A trio of harmonizing, hip-hop dancing fairies help transition between scenes and give the production much of its energy: Riley Campbell, Kameron Draper, and Chloe Calhoun.

Upon stepping into the Kennedy Theatre, we feel like members of Peter Pan’s tribe of Lost Boys. Scenic designer Tim Domack has transformed the entire space into an immersive magical forest with trees, foliage, and a mysterious cave. Floor-level cushions are available for the youngest in the audience, who are likely to be addressed by a character or two.

Christina Munich’s lighting design is appropriately hyperactive and vibrant, with only an occasional distracting choice. Sound designer Bryan Hitzigrath is working with rapid-fire music cues throughout. Lauren Kennedy Brady has chosen a wide array of music to liven up the piece, some sung by the cast, including the work of Lady Gaga, Sia, Loverboy, and Justin Bieber.

Costume designer Elaine Brown has created a charming melting pot of styles. She mixes fairy-tale princes with street dancers, and Elizabethan dress with prom-queen dresses.

Lauren Kennedy Brady and Morgan Parpan have created one of the funniest and most refreshing Shakespearean adaptations I have seen in quite some time. While this Midsummer is not designed for the Shakespearean purist, it serves as a whimsical and delightful hour of theater for all. It is A Midsummer Night’s Dream like none other.

SECOND OPINION: March 9th Raleigh, NC review by Sarah Lindenfeld Hall for “Go Ask Mom”:; and March 2nd Raleigh, NC News & Observer mini-preview by Roy C. Dicks: (Note: To read Triangle Arts and Entertainment’s online version of the March 12th Triangle Review review by Martha Keravuori and Chuck Galle, click

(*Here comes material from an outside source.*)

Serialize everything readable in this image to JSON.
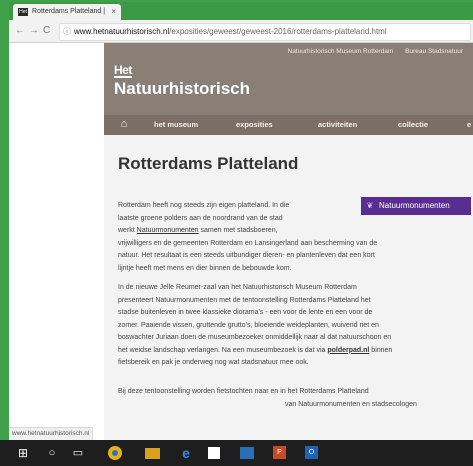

Theatre Raleigh presents A MIDSUMMER NIGHT’S DREAM at 6 p.m. March 16 and 17 and 3 and 6 p.m. March 18 and 19 in the Sara Lynn and K.D. Kennedy, Jr. Theatre in the Duke Energy Center for the Performing Arts, 2 E. South St., Raleigh, North Carolina 27601.

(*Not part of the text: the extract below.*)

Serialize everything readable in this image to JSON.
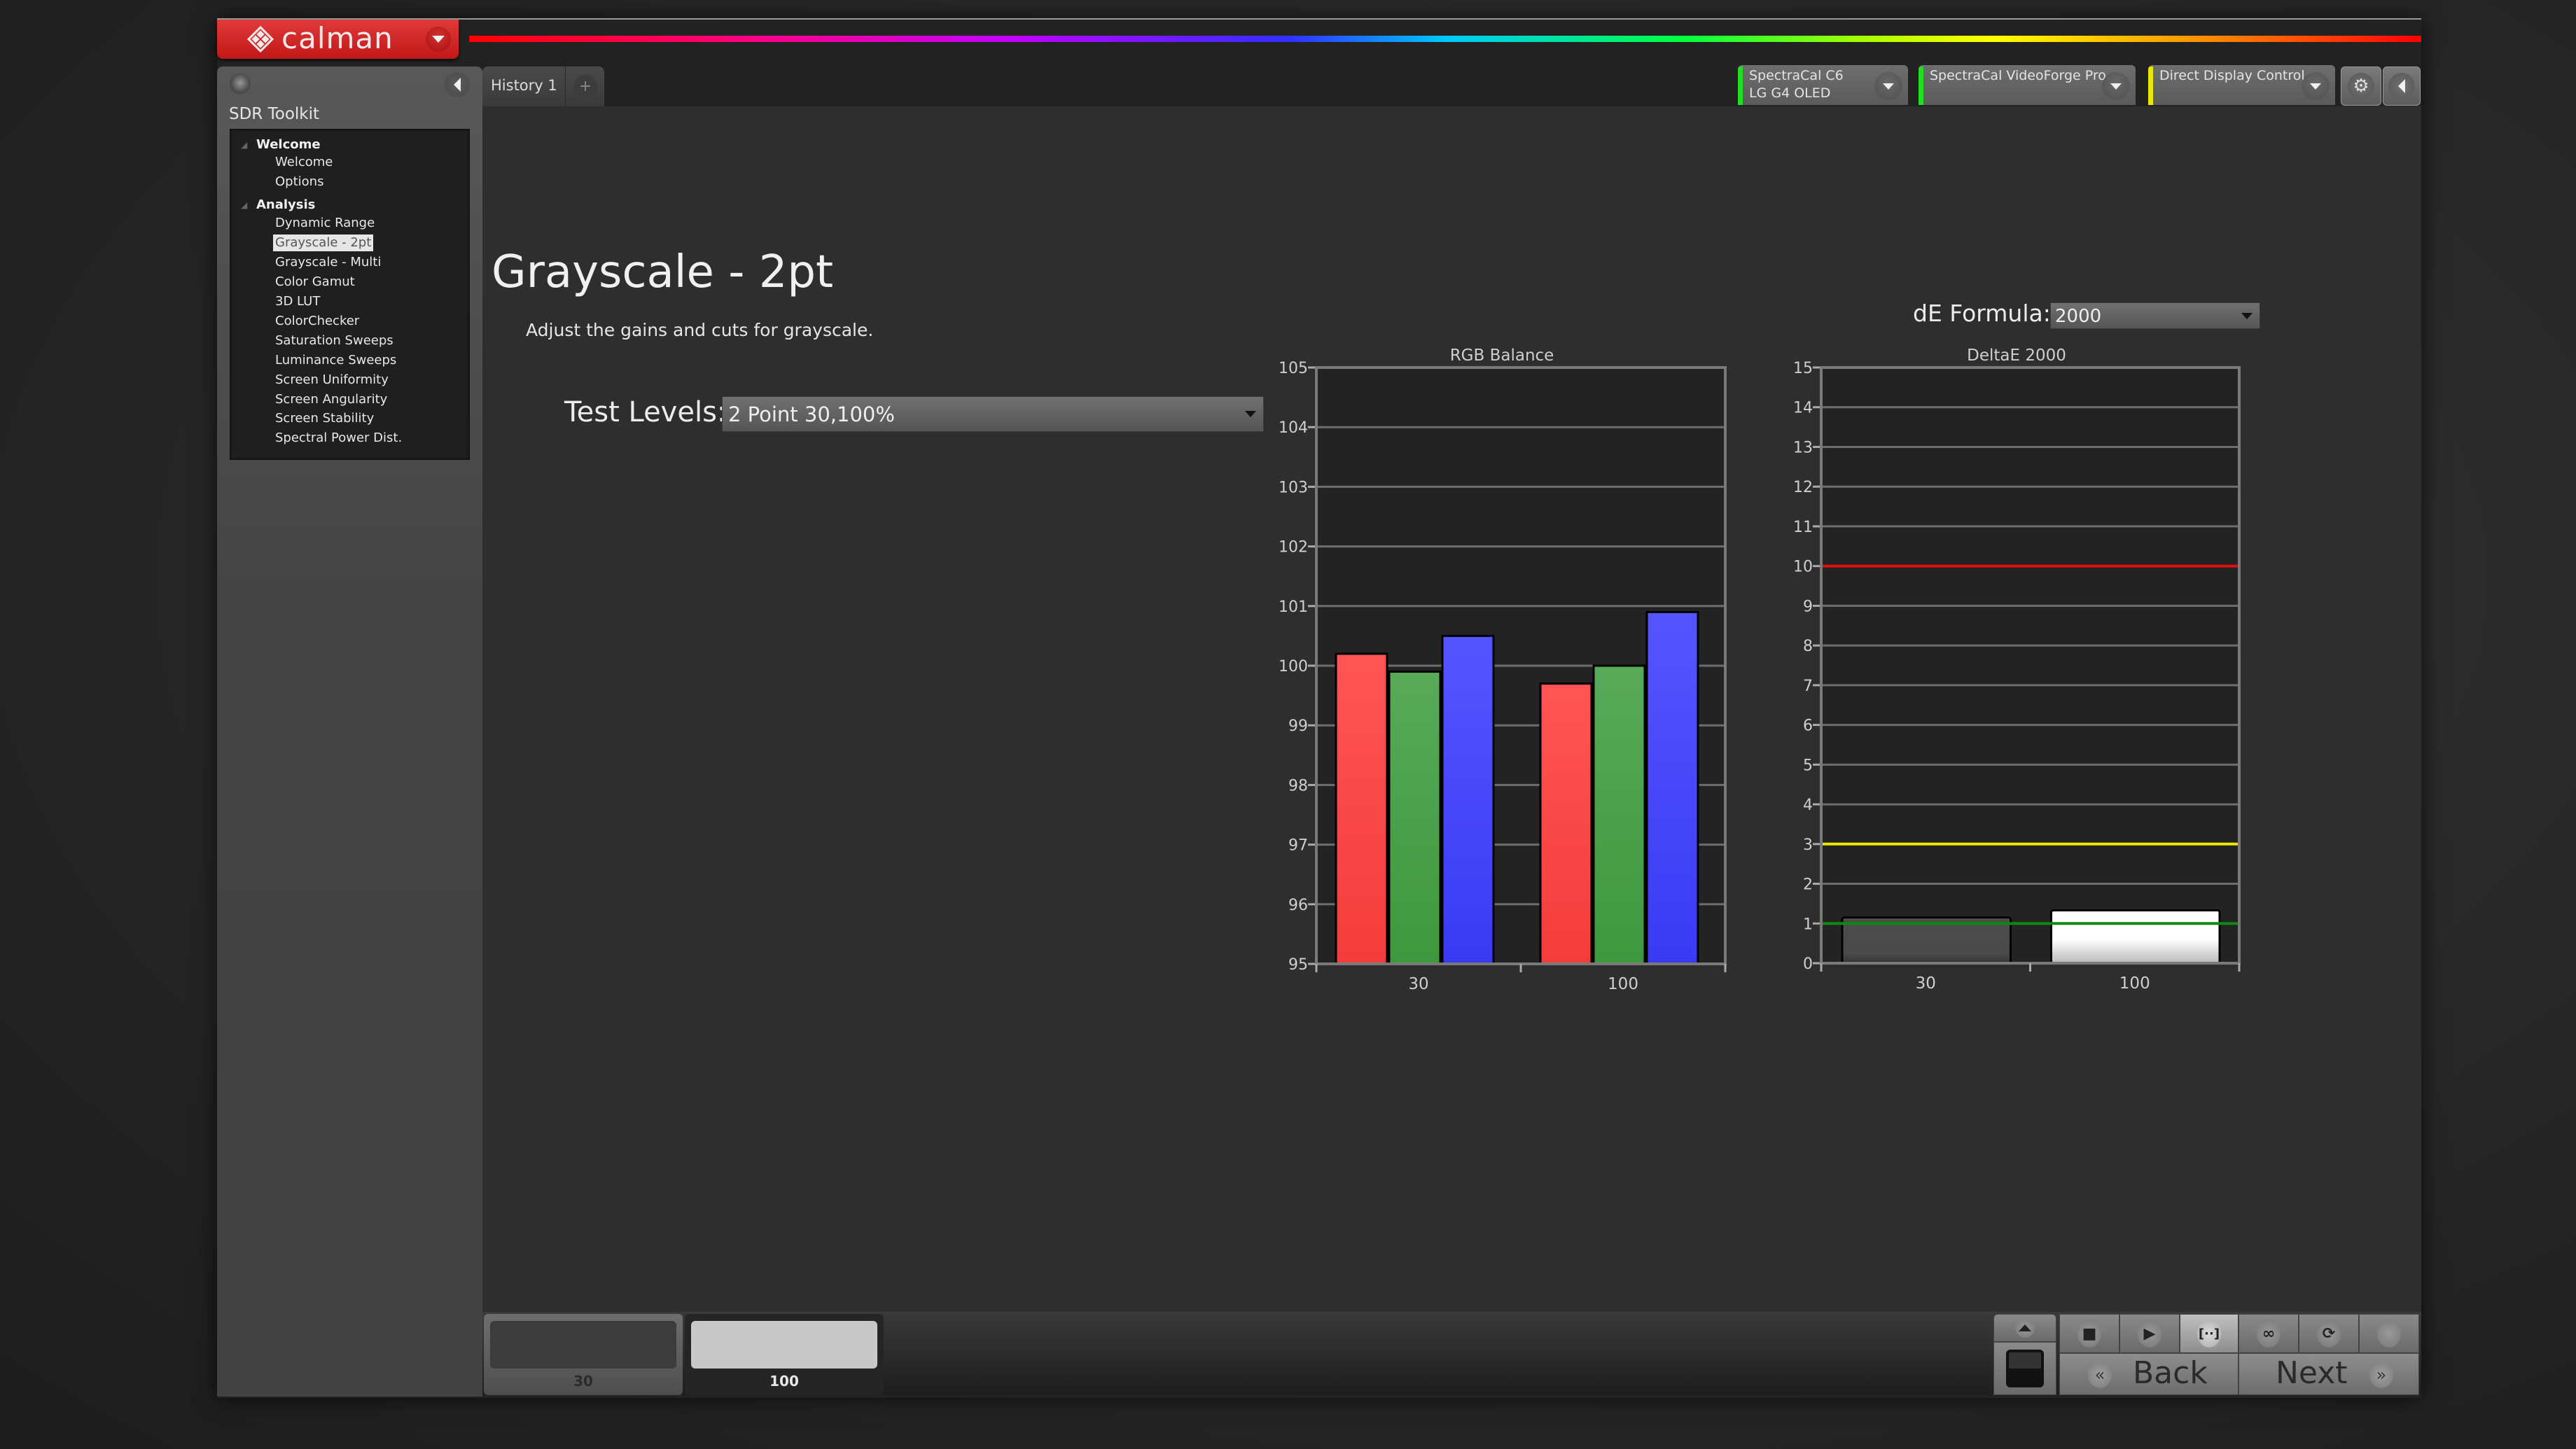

TICKETS: $15 ($10 children).

BOX OFFICE: 919-832-9997,, or

GROUP RATES (10+ tickets): 919-832-9997 or

SHOW: and







A Midsummer Night’s Dream (c. 1595-96 comedy):’s_Dream (Wikipedia).

Script: (1623 First Folio Edition, courtesy the University of Virginia in Charlottesville) and (1866 Globe Edition, also courtesy UVa).

Study Guide: (Utah Shakespeare Festival).

William Shakespeare (English playwright and poet, 1564-1616): (Wikipedia).

Lauren Kennedy Brady (director and choreographer and Theatre Raleigh artistic director): (official website), (Internet Broadway Database), (Internet Movie Database), (Facebook page), (Twitter page), and (Wikipedia).


Dustin K. Britt, a Triangle native, is a local theater actor, regular crew member, and member of the board of directors of Arts Access, Inc., which makes the arts accessible to people with disabilities. He holds an M.A.Ed. degree in Special Education from East Carolina University. Click here to read his reviews for Triangle Review and Triangle Arts and Entertainment. You can also find him on Facebook as Dustin K. Britt, on Twitter as @dkbritt85, and via his movie blog Hold the Popcorn.